**Supplied material**:

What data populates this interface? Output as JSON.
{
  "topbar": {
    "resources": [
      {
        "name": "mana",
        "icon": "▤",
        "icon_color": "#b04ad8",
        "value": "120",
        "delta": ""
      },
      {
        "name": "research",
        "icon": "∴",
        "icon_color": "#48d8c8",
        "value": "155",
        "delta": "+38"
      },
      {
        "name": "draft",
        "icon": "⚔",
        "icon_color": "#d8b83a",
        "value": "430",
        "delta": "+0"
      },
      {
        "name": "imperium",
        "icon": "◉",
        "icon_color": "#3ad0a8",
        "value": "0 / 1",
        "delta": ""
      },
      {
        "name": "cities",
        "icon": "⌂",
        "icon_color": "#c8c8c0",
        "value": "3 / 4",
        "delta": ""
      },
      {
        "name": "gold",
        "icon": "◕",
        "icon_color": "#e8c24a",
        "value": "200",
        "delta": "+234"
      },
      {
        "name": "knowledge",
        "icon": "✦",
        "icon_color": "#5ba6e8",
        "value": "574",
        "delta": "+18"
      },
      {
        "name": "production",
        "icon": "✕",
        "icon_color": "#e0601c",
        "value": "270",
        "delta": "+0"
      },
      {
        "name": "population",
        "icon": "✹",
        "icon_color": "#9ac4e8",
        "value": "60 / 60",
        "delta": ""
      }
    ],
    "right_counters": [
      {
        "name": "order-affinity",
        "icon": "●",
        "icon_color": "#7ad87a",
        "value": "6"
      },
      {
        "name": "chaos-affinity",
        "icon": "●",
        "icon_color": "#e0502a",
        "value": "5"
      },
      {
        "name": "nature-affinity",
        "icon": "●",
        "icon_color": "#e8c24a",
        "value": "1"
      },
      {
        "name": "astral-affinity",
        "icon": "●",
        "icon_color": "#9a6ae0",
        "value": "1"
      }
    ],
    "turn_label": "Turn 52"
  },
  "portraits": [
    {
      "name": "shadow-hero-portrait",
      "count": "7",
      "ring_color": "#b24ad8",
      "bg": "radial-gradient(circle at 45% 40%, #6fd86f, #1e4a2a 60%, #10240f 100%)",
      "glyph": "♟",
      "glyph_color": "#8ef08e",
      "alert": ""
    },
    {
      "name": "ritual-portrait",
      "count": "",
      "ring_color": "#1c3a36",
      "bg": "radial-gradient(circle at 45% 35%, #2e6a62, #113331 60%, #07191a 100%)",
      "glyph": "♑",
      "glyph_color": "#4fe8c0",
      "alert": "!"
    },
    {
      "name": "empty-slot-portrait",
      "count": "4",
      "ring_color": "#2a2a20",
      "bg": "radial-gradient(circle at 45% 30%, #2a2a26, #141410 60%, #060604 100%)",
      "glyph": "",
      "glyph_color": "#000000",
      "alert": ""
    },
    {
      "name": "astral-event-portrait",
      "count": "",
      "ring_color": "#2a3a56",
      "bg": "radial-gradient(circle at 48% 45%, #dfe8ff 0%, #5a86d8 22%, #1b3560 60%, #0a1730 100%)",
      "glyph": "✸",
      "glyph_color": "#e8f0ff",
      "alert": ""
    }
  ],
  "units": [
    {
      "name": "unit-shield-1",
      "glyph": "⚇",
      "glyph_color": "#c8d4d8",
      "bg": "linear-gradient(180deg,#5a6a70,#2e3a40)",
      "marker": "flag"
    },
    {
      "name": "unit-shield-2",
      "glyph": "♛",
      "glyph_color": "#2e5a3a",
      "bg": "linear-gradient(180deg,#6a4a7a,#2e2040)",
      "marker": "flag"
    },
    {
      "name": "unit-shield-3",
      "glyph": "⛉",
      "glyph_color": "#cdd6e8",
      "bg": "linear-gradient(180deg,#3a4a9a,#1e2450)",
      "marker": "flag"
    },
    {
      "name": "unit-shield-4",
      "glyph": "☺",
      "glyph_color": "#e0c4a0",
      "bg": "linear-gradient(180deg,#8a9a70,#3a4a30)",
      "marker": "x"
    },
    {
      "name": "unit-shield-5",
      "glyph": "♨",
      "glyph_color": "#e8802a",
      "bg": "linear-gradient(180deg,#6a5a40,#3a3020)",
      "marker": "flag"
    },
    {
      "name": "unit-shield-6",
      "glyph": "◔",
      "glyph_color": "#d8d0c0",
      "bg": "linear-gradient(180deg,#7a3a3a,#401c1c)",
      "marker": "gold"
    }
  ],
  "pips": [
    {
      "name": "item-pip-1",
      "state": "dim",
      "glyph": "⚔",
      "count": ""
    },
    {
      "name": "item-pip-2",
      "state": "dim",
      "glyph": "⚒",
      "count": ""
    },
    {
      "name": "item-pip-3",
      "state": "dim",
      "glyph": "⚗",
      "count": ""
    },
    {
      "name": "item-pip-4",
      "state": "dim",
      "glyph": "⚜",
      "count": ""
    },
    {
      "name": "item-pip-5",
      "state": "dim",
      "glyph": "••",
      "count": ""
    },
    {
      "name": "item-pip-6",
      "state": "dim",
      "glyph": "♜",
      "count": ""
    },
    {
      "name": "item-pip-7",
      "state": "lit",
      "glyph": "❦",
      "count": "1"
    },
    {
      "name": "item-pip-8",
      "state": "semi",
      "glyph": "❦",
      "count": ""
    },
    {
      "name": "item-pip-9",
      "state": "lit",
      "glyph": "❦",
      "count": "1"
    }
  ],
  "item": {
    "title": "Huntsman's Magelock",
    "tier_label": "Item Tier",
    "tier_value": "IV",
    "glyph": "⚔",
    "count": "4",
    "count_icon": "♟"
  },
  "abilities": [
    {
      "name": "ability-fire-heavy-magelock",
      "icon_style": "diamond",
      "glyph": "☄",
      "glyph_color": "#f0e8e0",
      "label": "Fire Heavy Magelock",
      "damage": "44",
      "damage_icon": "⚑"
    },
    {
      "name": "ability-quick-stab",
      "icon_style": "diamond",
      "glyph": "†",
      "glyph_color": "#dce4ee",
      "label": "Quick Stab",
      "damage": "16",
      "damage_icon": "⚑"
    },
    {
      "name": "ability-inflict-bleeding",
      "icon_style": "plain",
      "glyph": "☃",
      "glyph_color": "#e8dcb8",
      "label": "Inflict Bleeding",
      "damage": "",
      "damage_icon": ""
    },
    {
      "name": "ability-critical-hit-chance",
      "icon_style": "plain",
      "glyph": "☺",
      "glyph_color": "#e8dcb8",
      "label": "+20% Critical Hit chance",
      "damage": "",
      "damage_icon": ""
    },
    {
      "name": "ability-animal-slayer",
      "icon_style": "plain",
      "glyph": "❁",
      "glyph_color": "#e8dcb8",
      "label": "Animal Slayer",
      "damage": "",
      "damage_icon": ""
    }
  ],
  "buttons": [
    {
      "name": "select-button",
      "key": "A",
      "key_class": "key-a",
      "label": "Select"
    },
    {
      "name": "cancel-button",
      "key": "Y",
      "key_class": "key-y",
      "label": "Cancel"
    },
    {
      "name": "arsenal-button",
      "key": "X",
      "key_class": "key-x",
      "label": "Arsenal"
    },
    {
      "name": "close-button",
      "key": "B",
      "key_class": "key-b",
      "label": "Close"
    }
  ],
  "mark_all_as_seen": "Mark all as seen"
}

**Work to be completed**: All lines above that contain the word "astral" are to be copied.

**Response area**:
        "name": "astral-affinity",
      "name": "astral-event-portrait",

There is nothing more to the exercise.